Federal officials have opened an investigation into the Los Angeles Police Department’s handling of a trove of allegedly illegal fireworks that led to at least 17 people — including several law enforcement officers — being injured in an explosion in South Los Angeles.
Police did not answer our questions concerning the June 30 2021 blast, which decimated a containment vehicle brought to the scene to store the fireworks.
“Out of respect for the investigative process and our investigating partners, we cannot provide the specifics of the investigation at this time,” a police spokesperson told the Los Angeles Times in response to the newspaper’s own set of questions.
The Bureau of Alcohol, Tobacco, and Firearms (ATF) is now investigating the incident. A 26-year-old Los Angeles man, Arturo Ceja, was arrested for allegedly buying the 32,000 pounds worth of illegal fireworks in Nevada and transporting them back to the city in rental vans.
Police detonated the trove of explosives in the residential area where he was arrested.
Ceja was charged with transporting explosives without a license. After pleading guilty, he was sentenced in October 2022 to five months in federal prison.
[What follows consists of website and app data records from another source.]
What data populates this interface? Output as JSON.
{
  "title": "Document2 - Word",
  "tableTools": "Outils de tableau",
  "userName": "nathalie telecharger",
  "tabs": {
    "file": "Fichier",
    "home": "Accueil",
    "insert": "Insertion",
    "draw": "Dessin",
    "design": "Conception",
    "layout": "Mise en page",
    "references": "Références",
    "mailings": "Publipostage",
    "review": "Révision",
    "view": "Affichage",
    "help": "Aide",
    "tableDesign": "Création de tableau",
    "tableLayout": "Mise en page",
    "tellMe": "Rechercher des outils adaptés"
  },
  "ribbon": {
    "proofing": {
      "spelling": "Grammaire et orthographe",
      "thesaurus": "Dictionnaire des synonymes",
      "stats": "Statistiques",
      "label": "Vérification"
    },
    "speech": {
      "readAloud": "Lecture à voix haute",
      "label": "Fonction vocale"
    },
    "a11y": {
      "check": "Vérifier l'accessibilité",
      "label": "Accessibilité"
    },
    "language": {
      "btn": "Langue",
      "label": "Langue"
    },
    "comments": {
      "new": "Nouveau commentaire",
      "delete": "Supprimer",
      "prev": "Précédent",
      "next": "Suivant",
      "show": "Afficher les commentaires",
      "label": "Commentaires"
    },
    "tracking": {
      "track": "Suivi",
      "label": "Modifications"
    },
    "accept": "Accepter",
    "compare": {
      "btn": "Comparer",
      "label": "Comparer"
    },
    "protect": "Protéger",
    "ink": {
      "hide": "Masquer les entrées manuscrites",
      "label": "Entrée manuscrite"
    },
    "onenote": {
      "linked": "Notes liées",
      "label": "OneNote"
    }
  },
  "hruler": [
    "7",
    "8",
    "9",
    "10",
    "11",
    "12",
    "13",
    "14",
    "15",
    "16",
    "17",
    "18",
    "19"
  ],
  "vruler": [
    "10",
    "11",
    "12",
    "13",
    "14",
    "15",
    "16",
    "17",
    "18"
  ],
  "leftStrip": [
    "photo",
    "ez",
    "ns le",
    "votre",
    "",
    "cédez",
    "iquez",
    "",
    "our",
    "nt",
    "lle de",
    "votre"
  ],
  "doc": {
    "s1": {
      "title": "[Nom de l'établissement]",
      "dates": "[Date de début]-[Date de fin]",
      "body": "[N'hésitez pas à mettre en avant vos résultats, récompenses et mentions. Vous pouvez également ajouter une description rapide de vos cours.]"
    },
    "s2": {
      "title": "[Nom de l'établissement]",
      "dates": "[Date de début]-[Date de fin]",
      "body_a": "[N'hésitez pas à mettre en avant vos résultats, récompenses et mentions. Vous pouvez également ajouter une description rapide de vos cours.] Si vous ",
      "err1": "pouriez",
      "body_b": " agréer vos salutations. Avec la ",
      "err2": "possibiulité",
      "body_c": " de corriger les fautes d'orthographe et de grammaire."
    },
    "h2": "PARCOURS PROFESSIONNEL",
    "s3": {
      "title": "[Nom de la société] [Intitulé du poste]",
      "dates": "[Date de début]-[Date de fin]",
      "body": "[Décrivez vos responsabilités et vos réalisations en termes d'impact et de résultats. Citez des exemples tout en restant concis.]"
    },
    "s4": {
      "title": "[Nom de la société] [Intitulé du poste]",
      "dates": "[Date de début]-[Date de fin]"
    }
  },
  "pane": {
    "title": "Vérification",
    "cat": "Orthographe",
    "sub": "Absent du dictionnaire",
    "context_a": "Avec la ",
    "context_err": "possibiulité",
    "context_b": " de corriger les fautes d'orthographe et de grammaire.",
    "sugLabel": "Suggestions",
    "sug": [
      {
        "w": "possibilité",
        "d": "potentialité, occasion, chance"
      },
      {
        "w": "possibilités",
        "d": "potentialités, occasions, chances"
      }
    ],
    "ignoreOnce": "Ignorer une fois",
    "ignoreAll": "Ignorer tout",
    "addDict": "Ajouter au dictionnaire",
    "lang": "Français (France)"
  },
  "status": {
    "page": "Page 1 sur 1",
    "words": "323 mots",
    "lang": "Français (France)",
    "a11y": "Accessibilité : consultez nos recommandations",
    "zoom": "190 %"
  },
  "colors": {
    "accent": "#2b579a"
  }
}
Upon completing his sentence, he will also be required to be part of a supervised release program for two years.
In an interview aired on KCBS-TV the day after the incident, police Lt. Raul Jovel claimed that officers went door-to-door in the neighborhood alerting residents and urging them to evacuate.
“After the explosion, they discovered that some folks were still in the vicinity that did not answer the door,” he said. “And that’s how we discovered that some folks were injured.”
WATCH: LAPD official says some residents didn't answer their doors when officers went door-to-door evacuating the neighborhood prior to the fireworks detonation. Some of those people were then injured in the ensuing explosion. https://t.co/CfrvR5N2vL pic.twitter.com/huZxIlS9tL
— CBS Los Angeles (@CBSLA) July 1, 2021
Jovel also claimed during the interview that that type of operation had already been implemented in other neighborhoods around the city. However, the department did not identify any such operations when we contacted them asking to verify Jovel’s claim. The department also failed to tell us whether only uniformed police officers carried out the door-to-door warnings and how much time elapsed between those encounters and the attempted detonation, during which officers reportedly yelled “Fire in the hole” while directing journalists away from the semitruck where the explosives were being stored.
Both Jovel and Police Chief Michel Moore have claimed that police followed “established protocols” in opting to detonate the fireworks inside the containment vehicle while it was still in a residential area as opposed to doing so elsewhere. ATF is reportedly conducting an investigation into the operation that preceded the blast.
Separate crowdfunding campaigns have been established benefitting both Ceja and two families whose home and belongings were damanged by the explosion.
In a press conference on July 19 2021, Moore claimed that technicians on the department’s bomb squad “miscalculated” and overloaded the containment vehicle prior to detonating it. Since then, LAPD has begun implementing new safety procedures.
Update July 19 2021, 1:30 p.m.: Updated with note from a police press conference on July 19, 2021. — ag
Update October 26 2022, 8:04 p.m. PST: Updated to reflect Arturo Ceja being convicted and sentenced to five months in federal prison. — ag